It should also be noted that the U.S. has imposed limitations on Russian flights over U.S. territory, notably over Hawaii. Both leading nuclear powers are also known to have operated imagery satellites, whose capabilities are equal to or greater than those permitted of Open Skies aircraft.
Russia’s explicit manoeuvres to undermine its treaty obligations appear to have been successful in influencing the U.S. president to withdraw the United States from the treaty. From Russia’s perspective, a U.S. withdrawal from the Open Skies Treaty would shift the blame from a non-compliant Moscow onto Washington. Indeed, Washington’s European NATO allies, including France and Germany, have expressed their regret over Donald Trump’s decision to withdraw from the nearly two-decade-old agreement.

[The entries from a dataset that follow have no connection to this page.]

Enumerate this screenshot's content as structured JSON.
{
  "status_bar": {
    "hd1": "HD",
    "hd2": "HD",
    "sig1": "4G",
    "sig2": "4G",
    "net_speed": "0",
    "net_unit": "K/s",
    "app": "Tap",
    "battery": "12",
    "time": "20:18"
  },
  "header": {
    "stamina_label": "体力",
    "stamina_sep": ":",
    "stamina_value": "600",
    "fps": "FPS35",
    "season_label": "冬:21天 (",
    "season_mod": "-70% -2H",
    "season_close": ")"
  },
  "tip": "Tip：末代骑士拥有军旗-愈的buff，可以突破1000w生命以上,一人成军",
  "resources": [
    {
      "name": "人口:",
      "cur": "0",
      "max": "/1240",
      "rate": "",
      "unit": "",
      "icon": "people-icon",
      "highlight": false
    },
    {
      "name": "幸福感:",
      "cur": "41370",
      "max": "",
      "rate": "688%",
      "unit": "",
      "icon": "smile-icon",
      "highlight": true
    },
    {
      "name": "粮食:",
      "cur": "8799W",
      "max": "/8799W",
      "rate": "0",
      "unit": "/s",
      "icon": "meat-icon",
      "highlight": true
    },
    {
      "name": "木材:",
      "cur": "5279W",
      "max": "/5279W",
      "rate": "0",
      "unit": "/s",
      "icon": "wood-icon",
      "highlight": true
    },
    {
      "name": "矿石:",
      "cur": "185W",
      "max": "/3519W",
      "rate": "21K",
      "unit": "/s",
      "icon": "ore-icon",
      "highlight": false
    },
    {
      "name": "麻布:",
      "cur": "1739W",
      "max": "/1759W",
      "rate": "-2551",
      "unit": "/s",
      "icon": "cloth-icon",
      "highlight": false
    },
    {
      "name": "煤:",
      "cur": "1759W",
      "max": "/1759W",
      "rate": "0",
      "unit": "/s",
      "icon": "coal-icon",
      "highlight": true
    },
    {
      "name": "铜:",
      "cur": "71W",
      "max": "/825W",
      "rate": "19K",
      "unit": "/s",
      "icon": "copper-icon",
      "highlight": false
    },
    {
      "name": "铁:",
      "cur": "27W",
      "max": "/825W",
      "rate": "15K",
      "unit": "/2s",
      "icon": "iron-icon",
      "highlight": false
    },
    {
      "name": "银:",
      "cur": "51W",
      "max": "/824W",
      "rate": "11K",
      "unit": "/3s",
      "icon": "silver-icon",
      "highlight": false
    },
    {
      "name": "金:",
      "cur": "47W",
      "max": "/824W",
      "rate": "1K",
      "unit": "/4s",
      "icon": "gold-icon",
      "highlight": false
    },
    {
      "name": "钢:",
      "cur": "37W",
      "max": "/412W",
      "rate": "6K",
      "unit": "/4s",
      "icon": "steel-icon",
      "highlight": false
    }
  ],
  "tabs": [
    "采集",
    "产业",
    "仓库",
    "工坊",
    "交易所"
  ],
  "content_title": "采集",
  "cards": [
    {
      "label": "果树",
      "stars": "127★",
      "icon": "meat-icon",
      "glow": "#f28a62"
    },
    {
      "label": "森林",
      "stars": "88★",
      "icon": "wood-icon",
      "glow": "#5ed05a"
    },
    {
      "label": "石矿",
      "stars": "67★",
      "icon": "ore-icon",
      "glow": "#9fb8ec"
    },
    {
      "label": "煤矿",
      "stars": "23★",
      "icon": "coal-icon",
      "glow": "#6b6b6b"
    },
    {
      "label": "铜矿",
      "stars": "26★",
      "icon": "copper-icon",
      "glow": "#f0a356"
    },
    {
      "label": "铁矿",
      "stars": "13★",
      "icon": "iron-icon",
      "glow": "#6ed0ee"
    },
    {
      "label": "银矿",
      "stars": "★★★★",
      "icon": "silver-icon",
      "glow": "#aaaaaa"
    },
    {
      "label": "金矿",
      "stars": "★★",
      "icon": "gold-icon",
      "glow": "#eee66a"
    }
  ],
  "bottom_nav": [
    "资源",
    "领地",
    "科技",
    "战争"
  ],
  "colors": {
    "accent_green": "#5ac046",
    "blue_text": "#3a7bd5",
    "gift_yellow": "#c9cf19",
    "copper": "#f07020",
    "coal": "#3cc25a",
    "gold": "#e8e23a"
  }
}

For generations, transatlantic relations have been the cornerstone of American foreign policy. Donald Trump has sought to rupture this post-Second World War commitment by undermining this special relationship. During Trump’s first NATO summit, he voraciously attacked his European allies for not spending enough on defence. During the Helsinki and London summits, the leader of the White House accused Germany of being “a captive of Russia” and clashed with Emmanuel Macron on the number of Islamic State fighters with European backgrounds. More recently, the Trump administration has sought to procure medical equipment at all cost from its European allies, notably wresting control of medical shipments destined for France and Germany. These actions have inevitably undermined U.S. diplomatic relations with its closest allies.
The misguided decision to remove the U.S. from the Open Skies Treaty will only provide new ammunition for Europhile political groups to challenge U.S. military presence in Europe. The German Social Democrats parliamentary leader has already sought to fuel debate, calling for the termination of U.S. nuclear weapons presence on German territory, in light of the change in nuclear strategy under Donald Trump.

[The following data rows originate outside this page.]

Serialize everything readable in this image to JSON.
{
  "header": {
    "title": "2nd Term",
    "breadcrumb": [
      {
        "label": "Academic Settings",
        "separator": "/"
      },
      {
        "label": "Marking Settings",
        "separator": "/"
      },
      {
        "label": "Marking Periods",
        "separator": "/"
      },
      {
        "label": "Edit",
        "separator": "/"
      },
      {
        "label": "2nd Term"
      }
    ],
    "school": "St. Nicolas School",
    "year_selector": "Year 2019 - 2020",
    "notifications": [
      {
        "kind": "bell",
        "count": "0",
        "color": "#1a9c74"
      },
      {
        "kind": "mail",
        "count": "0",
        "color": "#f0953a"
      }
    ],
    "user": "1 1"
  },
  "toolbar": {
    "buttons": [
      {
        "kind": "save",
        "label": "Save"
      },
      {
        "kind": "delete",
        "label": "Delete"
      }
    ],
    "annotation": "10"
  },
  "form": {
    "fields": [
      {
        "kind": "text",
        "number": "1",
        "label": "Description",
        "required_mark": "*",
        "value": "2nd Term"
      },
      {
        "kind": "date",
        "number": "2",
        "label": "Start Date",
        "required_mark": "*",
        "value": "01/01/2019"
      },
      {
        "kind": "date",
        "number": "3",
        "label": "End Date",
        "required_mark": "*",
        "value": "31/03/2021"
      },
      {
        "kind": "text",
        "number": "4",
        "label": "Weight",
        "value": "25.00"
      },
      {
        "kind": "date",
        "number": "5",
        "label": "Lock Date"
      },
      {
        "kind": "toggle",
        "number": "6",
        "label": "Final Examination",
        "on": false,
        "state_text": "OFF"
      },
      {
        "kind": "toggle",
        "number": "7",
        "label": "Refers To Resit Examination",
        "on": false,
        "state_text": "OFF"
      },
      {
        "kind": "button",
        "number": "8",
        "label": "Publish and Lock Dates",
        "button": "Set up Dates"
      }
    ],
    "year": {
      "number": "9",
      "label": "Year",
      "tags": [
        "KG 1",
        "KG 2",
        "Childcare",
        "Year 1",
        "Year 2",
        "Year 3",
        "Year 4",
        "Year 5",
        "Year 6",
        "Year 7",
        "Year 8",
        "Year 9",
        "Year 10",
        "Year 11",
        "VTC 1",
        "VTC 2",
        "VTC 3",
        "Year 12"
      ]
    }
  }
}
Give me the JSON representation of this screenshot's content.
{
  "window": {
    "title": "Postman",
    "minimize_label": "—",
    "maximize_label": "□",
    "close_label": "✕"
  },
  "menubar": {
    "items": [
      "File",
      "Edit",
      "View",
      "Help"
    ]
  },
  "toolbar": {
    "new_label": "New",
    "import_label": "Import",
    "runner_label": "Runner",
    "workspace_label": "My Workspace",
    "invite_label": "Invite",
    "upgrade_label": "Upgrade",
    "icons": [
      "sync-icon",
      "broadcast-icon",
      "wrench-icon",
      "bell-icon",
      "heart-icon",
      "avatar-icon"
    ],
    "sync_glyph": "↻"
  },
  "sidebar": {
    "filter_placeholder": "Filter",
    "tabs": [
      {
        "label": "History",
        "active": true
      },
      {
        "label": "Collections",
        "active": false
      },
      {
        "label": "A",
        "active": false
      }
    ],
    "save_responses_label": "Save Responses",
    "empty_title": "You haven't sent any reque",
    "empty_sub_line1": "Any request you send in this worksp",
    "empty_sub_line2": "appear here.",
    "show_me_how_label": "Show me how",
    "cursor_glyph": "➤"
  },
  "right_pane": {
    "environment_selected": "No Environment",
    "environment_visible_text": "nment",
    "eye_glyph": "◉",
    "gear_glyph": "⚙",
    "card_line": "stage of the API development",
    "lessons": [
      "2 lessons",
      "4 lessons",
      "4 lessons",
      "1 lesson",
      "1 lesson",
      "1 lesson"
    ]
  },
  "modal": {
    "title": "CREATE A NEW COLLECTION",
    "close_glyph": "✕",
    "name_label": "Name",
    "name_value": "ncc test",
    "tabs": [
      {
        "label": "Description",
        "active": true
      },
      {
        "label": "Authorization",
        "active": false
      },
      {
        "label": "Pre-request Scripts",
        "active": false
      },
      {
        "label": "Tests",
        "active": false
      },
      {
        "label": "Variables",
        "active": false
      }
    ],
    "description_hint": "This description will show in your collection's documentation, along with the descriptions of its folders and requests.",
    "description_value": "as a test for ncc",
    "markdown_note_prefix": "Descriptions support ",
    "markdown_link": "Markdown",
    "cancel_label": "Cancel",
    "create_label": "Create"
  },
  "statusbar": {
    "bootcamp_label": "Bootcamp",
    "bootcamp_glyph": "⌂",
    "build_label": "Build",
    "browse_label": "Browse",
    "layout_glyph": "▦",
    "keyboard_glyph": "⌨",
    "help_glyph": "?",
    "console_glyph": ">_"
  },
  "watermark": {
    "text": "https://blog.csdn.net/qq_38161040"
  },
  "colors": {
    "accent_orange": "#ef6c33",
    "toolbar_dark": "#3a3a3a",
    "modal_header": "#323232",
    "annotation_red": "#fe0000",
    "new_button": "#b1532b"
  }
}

The decrepitude of global arms control treaties requires Europe to adapt to these new challenges. This is important considering that the U.S. withdrawal from the Open Skies Treaty will likely lead to the departure of Russia from the treaty. Moscow will feel inexorably disadvantaged by being a party member to the treaty and fear that European overflights in its airspace will compromise its military strategic interests and advantage the West.
To protect Europe’s security environment from a revisionist Russia requires European powers to maintain their defence spending and cooperation. In 2019, defence spending across the continent was up by 4.2 percent – the biggest uptick in a decade. Yet as European governments seek to implement financial stimulus into their economies and health systems in response to the halt in economic activity during the coronavirus lockdown, it is feared that national defence budgets will be affected. The European Commission has responded to this potential predicament by proposing €8 billion (U.S. $9 billion) to Europe’s Defence Fund in a seven-year plan beginning in 2021 – designed to foster intra-continental defence cooperation. Deeper European defence integration is now more than ever important to enhance Europe’s ability to act and defend.
Kareem Salem is a freelance journalist and holds a Masters in International Relations from the University of New South Wales, Sydney, Australia.
This article is published under a Creative Commons Licence, and may be republished with attribution.